### Problem statement
Retype the data that follows with no alterations, please.

### Recorded data
● ● ● ●

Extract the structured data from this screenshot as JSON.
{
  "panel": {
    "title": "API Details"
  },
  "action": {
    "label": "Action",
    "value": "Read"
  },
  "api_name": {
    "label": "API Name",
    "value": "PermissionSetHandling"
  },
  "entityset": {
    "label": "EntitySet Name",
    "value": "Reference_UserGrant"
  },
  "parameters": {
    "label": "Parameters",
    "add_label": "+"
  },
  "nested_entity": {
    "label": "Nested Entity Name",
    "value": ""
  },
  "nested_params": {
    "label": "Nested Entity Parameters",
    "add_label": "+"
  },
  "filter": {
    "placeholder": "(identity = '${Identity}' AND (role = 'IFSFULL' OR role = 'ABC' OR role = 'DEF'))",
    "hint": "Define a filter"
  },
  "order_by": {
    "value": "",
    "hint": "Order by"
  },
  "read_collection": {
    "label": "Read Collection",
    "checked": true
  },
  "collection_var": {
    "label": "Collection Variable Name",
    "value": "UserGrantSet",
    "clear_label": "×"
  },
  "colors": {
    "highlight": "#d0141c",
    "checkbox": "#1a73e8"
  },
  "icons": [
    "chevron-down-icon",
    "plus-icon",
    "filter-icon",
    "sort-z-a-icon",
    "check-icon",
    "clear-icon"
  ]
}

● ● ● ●

### Problem solution
Extract the structured data from this screenshot as JSON.
{
  "panel": {
    "title": "API Details"
  },
  "action": {
    "label": "Action",
    "value": "Read"
  },
  "api_name": {
    "label": "API Name",
    "value": "PermissionSetHandling"
  },
  "entityset": {
    "label": "EntitySet Name",
    "value": "Reference_UserGrant"
  },
  "parameters": {
    "label": "Parameters",
    "add_label": "+"
  },
  "nested_entity": {
    "label": "Nested Entity Name",
    "value": ""
  },
  "nested_params": {
    "label": "Nested Entity Parameters",
    "add_label": "+"
  },
  "filter": {
    "placeholder": "(identity = '${Identity}' AND (role = 'IFSFULL' OR role = 'ABC' OR role = 'DEF'))",
    "hint": "Define a filter"
  },
  "order_by": {
    "value": "",
    "hint": "Order by"
  },
  "read_collection": {
    "label": "Read Collection",
    "checked": true
  },
  "collection_var": {
    "label": "Collection Variable Name",
    "value": "UserGrantSet",
    "clear_label": "×"
  },
  "colors": {
    "highlight": "#d0141c",
    "checkbox": "#1a73e8"
  },
  "icons": [
    "chevron-down-icon",
    "plus-icon",
    "filter-icon",
    "sort-z-a-icon",
    "check-icon",
    "clear-icon"
  ]
}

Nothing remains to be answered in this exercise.